Records from a collection =>

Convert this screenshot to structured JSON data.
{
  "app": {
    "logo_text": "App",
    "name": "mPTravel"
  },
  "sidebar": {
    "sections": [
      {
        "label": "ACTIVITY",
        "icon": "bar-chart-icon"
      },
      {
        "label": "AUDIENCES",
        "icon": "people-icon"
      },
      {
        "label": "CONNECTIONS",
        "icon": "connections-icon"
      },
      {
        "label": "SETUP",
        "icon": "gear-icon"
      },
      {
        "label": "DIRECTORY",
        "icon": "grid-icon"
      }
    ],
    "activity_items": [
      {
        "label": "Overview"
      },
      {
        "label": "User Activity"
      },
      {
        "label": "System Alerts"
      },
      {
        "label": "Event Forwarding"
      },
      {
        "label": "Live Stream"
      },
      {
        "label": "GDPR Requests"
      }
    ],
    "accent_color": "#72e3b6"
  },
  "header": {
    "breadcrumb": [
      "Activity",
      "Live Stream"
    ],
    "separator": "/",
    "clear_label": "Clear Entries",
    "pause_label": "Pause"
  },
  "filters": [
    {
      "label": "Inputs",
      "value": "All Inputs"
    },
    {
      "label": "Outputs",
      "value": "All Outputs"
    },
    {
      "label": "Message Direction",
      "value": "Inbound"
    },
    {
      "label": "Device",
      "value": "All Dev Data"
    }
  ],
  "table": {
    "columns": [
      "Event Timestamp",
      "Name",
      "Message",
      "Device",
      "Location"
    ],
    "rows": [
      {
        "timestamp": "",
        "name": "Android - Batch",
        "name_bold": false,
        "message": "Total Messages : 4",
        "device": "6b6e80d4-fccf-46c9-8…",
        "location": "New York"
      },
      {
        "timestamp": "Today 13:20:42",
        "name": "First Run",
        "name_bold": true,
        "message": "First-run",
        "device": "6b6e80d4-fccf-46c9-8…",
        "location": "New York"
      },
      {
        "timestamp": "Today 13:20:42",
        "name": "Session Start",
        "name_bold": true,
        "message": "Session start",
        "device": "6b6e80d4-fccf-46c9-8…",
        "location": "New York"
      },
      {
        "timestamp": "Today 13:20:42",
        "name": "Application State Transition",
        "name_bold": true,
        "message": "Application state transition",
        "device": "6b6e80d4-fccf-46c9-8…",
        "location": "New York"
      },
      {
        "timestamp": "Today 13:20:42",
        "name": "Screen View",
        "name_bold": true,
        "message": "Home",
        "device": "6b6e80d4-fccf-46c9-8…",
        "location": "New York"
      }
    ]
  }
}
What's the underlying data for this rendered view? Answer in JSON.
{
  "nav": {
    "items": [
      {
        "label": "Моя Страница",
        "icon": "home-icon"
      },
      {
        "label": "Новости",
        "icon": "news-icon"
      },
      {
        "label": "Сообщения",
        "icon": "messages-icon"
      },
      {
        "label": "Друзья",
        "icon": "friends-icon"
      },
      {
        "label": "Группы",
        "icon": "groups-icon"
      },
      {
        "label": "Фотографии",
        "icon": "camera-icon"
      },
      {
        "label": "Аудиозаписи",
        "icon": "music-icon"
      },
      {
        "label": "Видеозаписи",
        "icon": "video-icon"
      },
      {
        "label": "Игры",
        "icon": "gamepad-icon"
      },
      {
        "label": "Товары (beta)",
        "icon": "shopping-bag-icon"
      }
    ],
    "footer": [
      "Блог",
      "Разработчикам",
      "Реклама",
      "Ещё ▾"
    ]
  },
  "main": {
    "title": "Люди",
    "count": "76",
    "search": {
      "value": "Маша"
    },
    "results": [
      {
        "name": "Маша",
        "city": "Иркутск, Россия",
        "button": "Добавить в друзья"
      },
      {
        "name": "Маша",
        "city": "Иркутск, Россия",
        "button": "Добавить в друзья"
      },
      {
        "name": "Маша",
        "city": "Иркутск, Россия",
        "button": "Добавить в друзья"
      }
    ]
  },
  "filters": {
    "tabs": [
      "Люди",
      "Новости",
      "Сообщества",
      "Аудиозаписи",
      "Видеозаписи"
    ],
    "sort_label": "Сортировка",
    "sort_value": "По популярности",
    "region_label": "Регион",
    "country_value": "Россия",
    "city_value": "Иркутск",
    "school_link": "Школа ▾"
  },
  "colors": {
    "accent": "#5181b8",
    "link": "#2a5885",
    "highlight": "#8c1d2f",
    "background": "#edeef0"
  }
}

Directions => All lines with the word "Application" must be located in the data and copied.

Response box =>
        "name": "Application State Transition",
        "message": "Application state transition",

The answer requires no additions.